This isn't the only plan to cure T1D, of course. The FDA approved the first automated system for T1D last September, while other research teams study the possible effects stem cells and 3D printing techniques. This is the first time omentum-implanted islet cells have produced long-term insulin independence in a patient who has T1D, however. The medical team took donor islets and combined them with the patient's own blood plasma. This mixture was then layered onto the patient's omentum via a laproscopic incision.

Islets are clusters of endocrine cells throughout the pancreas; they secrete insulin and glucagon in people without diabetes. These insulin-producing cells have previously been implanted in the liver, but the technique can cause inflammation. The new "tissue-engineered" implant site of the omentum has no such issue and can be accessed with minimally invasive surgery. It also has a similar blood supply and drainage as the pancreas, which is where insulin is typically produced.
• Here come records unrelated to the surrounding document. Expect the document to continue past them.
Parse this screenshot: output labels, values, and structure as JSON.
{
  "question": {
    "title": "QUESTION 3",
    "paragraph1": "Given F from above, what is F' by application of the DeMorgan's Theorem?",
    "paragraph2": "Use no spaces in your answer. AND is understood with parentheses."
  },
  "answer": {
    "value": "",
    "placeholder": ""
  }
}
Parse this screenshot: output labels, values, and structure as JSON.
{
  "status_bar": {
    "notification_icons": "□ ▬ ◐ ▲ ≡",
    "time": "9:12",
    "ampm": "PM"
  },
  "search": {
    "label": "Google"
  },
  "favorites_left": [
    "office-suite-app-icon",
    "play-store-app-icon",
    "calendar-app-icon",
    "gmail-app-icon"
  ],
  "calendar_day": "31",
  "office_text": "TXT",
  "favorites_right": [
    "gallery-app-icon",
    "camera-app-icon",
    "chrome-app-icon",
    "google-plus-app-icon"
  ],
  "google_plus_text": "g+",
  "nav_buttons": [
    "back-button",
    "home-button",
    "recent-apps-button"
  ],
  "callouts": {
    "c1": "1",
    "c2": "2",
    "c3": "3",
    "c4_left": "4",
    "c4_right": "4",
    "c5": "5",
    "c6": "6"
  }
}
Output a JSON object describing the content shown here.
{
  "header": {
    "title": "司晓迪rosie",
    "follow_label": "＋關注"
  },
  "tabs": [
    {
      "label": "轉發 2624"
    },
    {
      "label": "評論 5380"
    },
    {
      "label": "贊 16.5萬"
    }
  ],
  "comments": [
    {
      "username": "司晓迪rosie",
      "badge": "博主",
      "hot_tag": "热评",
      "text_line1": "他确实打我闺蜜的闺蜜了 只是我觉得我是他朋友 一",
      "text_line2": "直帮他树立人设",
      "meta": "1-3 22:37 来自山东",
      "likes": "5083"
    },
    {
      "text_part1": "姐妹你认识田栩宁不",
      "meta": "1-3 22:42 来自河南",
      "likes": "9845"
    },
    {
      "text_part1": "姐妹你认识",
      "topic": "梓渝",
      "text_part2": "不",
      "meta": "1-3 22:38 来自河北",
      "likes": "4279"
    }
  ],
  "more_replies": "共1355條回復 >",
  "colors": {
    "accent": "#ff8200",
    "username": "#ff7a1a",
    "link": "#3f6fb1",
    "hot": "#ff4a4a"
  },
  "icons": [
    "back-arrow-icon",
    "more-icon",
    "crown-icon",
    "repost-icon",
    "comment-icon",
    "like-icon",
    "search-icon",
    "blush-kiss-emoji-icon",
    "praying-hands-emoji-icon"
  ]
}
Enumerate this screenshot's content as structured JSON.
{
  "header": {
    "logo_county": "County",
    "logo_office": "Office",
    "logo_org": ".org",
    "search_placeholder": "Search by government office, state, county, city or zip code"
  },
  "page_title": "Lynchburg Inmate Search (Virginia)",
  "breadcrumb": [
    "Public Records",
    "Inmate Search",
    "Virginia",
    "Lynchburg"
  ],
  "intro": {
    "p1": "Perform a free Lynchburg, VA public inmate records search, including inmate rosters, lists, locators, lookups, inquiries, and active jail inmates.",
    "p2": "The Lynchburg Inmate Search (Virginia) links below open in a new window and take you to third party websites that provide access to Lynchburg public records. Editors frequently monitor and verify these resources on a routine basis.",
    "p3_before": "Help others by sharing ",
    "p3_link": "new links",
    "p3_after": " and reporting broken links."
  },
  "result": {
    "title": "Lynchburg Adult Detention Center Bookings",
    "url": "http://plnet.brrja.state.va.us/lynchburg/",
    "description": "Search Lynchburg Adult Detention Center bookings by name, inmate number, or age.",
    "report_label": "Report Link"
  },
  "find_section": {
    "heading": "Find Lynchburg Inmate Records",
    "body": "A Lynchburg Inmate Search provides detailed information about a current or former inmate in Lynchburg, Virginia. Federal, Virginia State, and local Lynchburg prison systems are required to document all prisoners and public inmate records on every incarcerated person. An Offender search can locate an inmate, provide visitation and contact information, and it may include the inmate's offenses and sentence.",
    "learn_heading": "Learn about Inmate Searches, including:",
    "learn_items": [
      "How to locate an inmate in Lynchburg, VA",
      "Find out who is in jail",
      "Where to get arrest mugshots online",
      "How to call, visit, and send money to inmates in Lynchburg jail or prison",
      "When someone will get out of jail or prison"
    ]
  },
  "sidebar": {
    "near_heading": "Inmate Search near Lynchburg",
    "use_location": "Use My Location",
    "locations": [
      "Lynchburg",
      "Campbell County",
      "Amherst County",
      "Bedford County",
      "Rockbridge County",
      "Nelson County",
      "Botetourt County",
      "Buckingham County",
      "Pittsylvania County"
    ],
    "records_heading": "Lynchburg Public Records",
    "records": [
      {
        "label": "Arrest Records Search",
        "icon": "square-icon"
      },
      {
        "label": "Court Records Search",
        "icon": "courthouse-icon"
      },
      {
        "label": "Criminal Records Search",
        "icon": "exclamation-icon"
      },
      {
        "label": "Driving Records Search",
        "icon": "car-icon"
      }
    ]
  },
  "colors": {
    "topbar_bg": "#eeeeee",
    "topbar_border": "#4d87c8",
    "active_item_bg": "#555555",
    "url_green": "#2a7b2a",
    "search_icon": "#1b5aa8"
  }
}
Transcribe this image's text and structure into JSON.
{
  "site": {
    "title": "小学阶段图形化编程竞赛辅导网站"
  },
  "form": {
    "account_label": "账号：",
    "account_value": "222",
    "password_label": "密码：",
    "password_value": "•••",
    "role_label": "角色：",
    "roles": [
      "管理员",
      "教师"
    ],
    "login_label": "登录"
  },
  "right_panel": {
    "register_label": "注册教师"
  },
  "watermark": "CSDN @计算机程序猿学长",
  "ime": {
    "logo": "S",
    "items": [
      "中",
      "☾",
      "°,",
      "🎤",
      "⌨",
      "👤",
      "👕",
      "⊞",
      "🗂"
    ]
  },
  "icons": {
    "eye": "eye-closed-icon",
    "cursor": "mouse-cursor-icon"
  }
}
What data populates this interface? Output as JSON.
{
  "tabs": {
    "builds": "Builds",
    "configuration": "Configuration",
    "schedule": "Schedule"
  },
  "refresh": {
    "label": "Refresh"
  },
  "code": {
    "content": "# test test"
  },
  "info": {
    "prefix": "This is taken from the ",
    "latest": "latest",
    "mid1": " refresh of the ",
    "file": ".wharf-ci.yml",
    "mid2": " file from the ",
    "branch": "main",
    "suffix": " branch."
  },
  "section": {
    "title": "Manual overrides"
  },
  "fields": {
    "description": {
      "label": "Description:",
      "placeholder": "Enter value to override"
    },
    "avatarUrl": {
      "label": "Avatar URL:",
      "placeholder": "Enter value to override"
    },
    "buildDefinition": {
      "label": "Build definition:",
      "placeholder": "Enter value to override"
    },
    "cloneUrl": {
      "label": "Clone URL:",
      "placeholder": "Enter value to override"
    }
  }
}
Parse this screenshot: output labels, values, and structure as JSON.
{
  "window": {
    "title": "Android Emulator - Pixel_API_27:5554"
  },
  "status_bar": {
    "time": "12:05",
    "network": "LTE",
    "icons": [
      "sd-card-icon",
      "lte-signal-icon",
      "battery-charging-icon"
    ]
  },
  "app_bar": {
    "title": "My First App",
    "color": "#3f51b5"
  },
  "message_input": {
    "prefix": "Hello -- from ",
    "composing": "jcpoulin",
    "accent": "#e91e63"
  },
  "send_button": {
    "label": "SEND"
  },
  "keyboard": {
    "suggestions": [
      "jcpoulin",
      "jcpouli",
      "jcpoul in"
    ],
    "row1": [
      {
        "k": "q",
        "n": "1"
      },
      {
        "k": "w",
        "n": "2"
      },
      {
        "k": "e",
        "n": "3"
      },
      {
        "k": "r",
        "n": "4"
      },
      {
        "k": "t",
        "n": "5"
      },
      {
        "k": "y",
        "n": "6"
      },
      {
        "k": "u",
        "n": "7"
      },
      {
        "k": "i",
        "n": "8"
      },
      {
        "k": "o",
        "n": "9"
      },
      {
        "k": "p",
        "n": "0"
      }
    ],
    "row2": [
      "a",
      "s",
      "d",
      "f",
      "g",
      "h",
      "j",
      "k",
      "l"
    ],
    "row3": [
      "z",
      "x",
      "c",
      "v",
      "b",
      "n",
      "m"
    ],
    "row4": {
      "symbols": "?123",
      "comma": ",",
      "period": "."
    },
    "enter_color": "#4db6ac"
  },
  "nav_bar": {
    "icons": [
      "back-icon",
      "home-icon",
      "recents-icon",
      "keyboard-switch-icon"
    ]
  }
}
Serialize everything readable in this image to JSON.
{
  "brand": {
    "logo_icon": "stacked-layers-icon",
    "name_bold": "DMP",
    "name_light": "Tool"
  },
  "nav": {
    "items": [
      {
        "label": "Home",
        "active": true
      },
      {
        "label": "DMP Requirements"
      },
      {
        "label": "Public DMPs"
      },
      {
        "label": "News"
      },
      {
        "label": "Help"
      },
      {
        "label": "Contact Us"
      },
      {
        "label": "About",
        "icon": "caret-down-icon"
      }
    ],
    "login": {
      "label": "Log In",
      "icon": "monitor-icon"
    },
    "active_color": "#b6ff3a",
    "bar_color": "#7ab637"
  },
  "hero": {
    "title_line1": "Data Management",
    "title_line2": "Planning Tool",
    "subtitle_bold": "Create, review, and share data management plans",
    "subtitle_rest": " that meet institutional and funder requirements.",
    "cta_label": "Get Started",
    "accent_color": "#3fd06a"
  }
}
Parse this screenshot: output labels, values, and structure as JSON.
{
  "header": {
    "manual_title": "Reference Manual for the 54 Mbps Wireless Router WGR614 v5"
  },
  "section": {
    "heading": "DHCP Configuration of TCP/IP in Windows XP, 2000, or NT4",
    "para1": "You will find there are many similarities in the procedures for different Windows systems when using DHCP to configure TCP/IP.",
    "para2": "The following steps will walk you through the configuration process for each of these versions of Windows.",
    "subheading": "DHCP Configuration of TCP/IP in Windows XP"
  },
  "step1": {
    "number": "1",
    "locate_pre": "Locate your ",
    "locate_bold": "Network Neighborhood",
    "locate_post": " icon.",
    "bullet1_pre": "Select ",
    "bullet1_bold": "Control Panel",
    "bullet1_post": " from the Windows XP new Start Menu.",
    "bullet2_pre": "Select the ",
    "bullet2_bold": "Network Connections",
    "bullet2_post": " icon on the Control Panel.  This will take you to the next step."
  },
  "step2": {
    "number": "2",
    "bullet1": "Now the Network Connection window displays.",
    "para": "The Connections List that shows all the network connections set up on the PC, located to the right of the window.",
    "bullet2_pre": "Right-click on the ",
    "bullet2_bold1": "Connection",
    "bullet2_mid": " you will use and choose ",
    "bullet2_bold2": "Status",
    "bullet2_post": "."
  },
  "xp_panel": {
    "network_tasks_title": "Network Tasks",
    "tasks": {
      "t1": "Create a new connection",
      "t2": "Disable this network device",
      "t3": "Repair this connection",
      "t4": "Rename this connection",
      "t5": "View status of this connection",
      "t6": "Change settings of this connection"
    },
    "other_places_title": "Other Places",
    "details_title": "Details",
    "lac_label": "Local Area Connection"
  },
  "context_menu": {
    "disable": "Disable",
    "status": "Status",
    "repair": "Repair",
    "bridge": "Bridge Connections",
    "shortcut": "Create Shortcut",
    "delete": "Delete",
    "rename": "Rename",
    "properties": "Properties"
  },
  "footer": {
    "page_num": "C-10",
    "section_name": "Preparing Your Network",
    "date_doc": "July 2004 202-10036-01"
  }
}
The result is then a mini-pancreas that supplies insulin more naturally to the patient with diabetes.

"The results thus far have shown that the omentum appears to be a viable site for islet implantation using this new platform technique," said the lead author of the study, David Baidal. "Data from our study and long-term follow up of additional omental islet transplants will determine the safety and feasibility of this strategy of islet transplantation, but we are quite excited about what we are seeing now."